Archive for March, 2011
Renata Liwska | Philomel 2010
It’s no secret that Renata Liwska is one of my favorite illustrators at the moment. With a follow-up book to The Quiet Book, Renata has come back with another tale with a cast of anthropomorphic characters on a magical journey in Lucy’s red wagon. Red Wagon is page after page of spry little beings—each standing upright on their hind legs dressed for that moment’s particular predicament. While we are accustomed to animals as humans, Renata’s are in a league of their own. It’s how she captures them mid-step or mid-air in their group effort to move their wagon along. However, the real life is in their eyes and precious expressions—fret, surprise, delight, confidence, and general mischief are all present in her delicate graphic marks.
Renata kindly shared a few of her Moleskine sketches and a brief note about her casting process.
“As you can see, bunny became a raccoon.
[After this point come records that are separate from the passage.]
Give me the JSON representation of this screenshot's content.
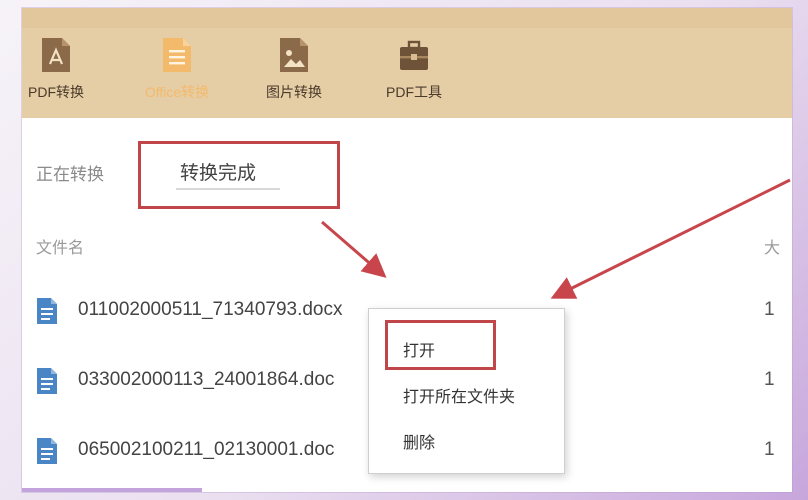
{
  "toolbar": {
    "items": [
      {
        "label": "PDF转换",
        "icon": "pdf-icon"
      },
      {
        "label": "Office转换",
        "icon": "office-document-icon"
      },
      {
        "label": "图片转换",
        "icon": "image-icon"
      },
      {
        "label": "PDF工具",
        "icon": "toolbox-icon"
      }
    ],
    "active_index": 1
  },
  "tabs": {
    "converting": "正在转换",
    "done": "转换完成"
  },
  "table": {
    "headers": {
      "name": "文件名",
      "size": "大"
    },
    "rows": [
      {
        "name": "011002000511_71340793.docx",
        "size": "1"
      },
      {
        "name": "033002000113_24001864.doc",
        "size": "1"
      },
      {
        "name": "065002100211_02130001.doc",
        "size": "1"
      }
    ]
  },
  "context_menu": {
    "items": [
      "打开",
      "打开所在文件夹",
      "删除"
    ],
    "highlighted_index": 0
  },
  "colors": {
    "toolbar_bg": "#e5cda5",
    "accent_active": "#f4ba6b",
    "annotation_red": "#c0464a",
    "file_icon_blue": "#4a86c6"
  }
}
Bear didn’t make the cast, raccoon got the part instead. And some scenes were shot on green screen.”
No doubt her auditions are rigorous and getting tougher.
Michael Roberts | Hyperion Book | 1998
As a fan of cut paper it should be no surprise that I love revisiting The Jungle ABC by Vanity Fair’s style director Michael Roberts. There are lots of alphabet animal books but this is in the top three. At 10 x 13 inches and 64 pages, it’s a treasure not only to find each expression of the letter but also to explore the textural nuances of each page’s scene. Each illustration is a master’s course in composition, scale, light and shadow, and color. Robert’s style takes very simple ideas like the elephant for ‘E” and renders only the trunk eating delicate foliage leaving us to only imagine the remaining beast off the page. Or the textured giraffe’s torso with the strutting native running up it’s back. The life created by his hand-cut images is an inspiration to any illustrating storyteller. This is a magical cut, torn, and pasted tour of the rich tapestry and dance of the African jungle.